## Working data
'''

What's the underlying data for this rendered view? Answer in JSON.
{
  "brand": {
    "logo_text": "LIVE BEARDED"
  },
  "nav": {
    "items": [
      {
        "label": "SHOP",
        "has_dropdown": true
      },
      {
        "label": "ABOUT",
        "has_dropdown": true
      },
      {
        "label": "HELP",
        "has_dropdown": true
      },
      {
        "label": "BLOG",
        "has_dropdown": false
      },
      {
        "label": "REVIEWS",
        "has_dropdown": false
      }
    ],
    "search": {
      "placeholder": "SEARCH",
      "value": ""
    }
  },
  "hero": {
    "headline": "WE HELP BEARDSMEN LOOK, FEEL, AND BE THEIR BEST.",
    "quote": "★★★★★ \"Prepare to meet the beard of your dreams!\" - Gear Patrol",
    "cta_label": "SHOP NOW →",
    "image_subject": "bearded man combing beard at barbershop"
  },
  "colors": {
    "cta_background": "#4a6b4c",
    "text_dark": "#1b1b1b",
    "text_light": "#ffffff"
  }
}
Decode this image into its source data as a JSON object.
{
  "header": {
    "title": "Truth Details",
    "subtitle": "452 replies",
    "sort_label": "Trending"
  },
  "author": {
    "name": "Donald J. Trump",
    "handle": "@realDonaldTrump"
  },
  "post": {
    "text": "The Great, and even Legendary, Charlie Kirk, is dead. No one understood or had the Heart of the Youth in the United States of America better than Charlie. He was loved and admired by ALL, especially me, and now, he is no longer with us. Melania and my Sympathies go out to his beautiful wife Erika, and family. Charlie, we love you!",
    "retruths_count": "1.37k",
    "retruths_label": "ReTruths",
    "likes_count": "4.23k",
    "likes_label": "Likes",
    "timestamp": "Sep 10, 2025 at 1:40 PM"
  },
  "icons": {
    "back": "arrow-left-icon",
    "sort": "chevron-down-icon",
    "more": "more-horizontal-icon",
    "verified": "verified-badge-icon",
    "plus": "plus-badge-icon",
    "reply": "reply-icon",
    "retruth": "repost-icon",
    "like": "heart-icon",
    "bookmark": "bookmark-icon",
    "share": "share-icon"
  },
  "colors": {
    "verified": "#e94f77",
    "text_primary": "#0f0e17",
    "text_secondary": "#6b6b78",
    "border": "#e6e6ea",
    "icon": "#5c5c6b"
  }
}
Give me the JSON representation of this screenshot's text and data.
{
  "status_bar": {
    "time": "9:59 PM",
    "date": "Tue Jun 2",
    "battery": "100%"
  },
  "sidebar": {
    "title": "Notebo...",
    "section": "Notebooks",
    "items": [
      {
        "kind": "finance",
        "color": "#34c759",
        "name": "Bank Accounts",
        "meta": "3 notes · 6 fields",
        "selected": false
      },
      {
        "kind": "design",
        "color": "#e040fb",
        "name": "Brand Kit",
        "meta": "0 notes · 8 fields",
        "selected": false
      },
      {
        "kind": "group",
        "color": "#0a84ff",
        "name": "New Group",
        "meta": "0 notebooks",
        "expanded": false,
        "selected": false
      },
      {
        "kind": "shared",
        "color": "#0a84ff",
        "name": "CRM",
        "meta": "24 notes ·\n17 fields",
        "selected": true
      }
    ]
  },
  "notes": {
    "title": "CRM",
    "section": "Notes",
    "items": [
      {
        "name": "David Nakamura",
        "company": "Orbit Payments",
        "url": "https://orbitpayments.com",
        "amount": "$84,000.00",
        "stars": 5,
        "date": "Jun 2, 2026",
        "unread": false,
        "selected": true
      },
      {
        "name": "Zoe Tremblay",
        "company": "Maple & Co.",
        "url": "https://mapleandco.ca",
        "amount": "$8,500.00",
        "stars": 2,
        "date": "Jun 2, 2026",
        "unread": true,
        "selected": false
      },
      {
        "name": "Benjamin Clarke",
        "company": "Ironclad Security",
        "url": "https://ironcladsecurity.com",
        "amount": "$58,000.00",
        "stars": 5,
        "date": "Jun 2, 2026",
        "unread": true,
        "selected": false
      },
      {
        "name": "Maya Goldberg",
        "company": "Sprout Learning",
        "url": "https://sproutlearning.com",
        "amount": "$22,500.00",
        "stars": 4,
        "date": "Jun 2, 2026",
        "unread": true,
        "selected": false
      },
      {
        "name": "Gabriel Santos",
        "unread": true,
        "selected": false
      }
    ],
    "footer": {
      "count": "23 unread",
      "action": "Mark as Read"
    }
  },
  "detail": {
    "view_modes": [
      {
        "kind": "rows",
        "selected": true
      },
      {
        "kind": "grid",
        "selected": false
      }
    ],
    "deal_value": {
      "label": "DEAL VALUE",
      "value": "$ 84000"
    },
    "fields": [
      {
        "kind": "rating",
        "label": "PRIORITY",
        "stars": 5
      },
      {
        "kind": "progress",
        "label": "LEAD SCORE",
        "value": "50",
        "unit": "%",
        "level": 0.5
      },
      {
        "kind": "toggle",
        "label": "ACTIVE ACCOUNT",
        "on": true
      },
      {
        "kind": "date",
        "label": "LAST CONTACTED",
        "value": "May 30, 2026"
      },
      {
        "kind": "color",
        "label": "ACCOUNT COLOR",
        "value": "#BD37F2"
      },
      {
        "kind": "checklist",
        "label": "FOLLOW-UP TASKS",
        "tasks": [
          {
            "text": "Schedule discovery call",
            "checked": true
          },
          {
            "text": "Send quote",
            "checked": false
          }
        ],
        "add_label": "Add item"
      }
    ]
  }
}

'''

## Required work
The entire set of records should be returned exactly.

## Answer
What's the underlying data for this rendered view? Answer in JSON.
{
  "brand": {
    "logo_text": "LIVE BEARDED"
  },
  "nav": {
    "items": [
      {
        "label": "SHOP",
        "has_dropdown": true
      },
      {
        "label": "ABOUT",
        "has_dropdown": true
      },
      {
        "label": "HELP",
        "has_dropdown": true
      },
      {
        "label": "BLOG",
        "has_dropdown": false
      },
      {
        "label": "REVIEWS",
        "has_dropdown": false
      }
    ],
    "search": {
      "placeholder": "SEARCH",
      "value": ""
    }
  },
  "hero": {
    "headline": "WE HELP BEARDSMEN LOOK, FEEL, AND BE THEIR BEST.",
    "quote": "★★★★★ \"Prepare to meet the beard of your dreams!\" - Gear Patrol",
    "cta_label": "SHOP NOW →",
    "image_subject": "bearded man combing beard at barbershop"
  },
  "colors": {
    "cta_background": "#4a6b4c",
    "text_dark": "#1b1b1b",
    "text_light": "#ffffff"
  }
}
Decode this image into its source data as a JSON object.
{
  "header": {
    "title": "Truth Details",
    "subtitle": "452 replies",
    "sort_label": "Trending"
  },
  "author": {
    "name": "Donald J. Trump",
    "handle": "@realDonaldTrump"
  },
  "post": {
    "text": "The Great, and even Legendary, Charlie Kirk, is dead. No one understood or had the Heart of the Youth in the United States of America better than Charlie. He was loved and admired by ALL, especially me, and now, he is no longer with us. Melania and my Sympathies go out to his beautiful wife Erika, and family. Charlie, we love you!",
    "retruths_count": "1.37k",
    "retruths_label": "ReTruths",
    "likes_count": "4.23k",
    "likes_label": "Likes",
    "timestamp": "Sep 10, 2025 at 1:40 PM"
  },
  "icons": {
    "back": "arrow-left-icon",
    "sort": "chevron-down-icon",
    "more": "more-horizontal-icon",
    "verified": "verified-badge-icon",
    "plus": "plus-badge-icon",
    "reply": "reply-icon",
    "retruth": "repost-icon",
    "like": "heart-icon",
    "bookmark": "bookmark-icon",
    "share": "share-icon"
  },
  "colors": {
    "verified": "#e94f77",
    "text_primary": "#0f0e17",
    "text_secondary": "#6b6b78",
    "border": "#e6e6ea",
    "icon": "#5c5c6b"
  }
}
Give me the JSON representation of this screenshot's text and data.
{
  "status_bar": {
    "time": "9:59 PM",
    "date": "Tue Jun 2",
    "battery": "100%"
  },
  "sidebar": {
    "title": "Notebo...",
    "section": "Notebooks",
    "items": [
      {
        "kind": "finance",
        "color": "#34c759",
        "name": "Bank Accounts",
        "meta": "3 notes · 6 fields",
        "selected": false
      },
      {
        "kind": "design",
        "color": "#e040fb",
        "name": "Brand Kit",
        "meta": "0 notes · 8 fields",
        "selected": false
      },
      {
        "kind": "group",
        "color": "#0a84ff",
        "name": "New Group",
        "meta": "0 notebooks",
        "expanded": false,
        "selected": false
      },
      {
        "kind": "shared",
        "color": "#0a84ff",
        "name": "CRM",
        "meta": "24 notes ·\n17 fields",
        "selected": true
      }
    ]
  },
  "notes": {
    "title": "CRM",
    "section": "Notes",
    "items": [
      {
        "name": "David Nakamura",
        "company": "Orbit Payments",
        "url": "https://orbitpayments.com",
        "amount": "$84,000.00",
        "stars": 5,
        "date": "Jun 2, 2026",
        "unread": false,
        "selected": true
      },
      {
        "name": "Zoe Tremblay",
        "company": "Maple & Co.",
        "url": "https://mapleandco.ca",
        "amount": "$8,500.00",
        "stars": 2,
        "date": "Jun 2, 2026",
        "unread": true,
        "selected": false
      },
      {
        "name": "Benjamin Clarke",
        "company": "Ironclad Security",
        "url": "https://ironcladsecurity.com",
        "amount": "$58,000.00",
        "stars": 5,
        "date": "Jun 2, 2026",
        "unread": true,
        "selected": false
      },
      {
        "name": "Maya Goldberg",
        "company": "Sprout Learning",
        "url": "https://sproutlearning.com",
        "amount": "$22,500.00",
        "stars": 4,
        "date": "Jun 2, 2026",
        "unread": true,
        "selected": false
      },
      {
        "name": "Gabriel Santos",
        "unread": true,
        "selected": false
      }
    ],
    "footer": {
      "count": "23 unread",
      "action": "Mark as Read"
    }
  },
  "detail": {
    "view_modes": [
      {
        "kind": "rows",
        "selected": true
      },
      {
        "kind": "grid",
        "selected": false
      }
    ],
    "deal_value": {
      "label": "DEAL VALUE",
      "value": "$ 84000"
    },
    "fields": [
      {
        "kind": "rating",
        "label": "PRIORITY",
        "stars": 5
      },
      {
        "kind": "progress",
        "label": "LEAD SCORE",
        "value": "50",
        "unit": "%",
        "level": 0.5
      },
      {
        "kind": "toggle",
        "label": "ACTIVE ACCOUNT",
        "on": true
      },
      {
        "kind": "date",
        "label": "LAST CONTACTED",
        "value": "May 30, 2026"
      },
      {
        "kind": "color",
        "label": "ACCOUNT COLOR",
        "value": "#BD37F2"
      },
      {
        "kind": "checklist",
        "label": "FOLLOW-UP TASKS",
        "tasks": [
          {
            "text": "Schedule discovery call",
            "checked": true
          },
          {
            "text": "Send quote",
            "checked": false
          }
        ],
        "add_label": "Add item"
      }
    ]
  }
}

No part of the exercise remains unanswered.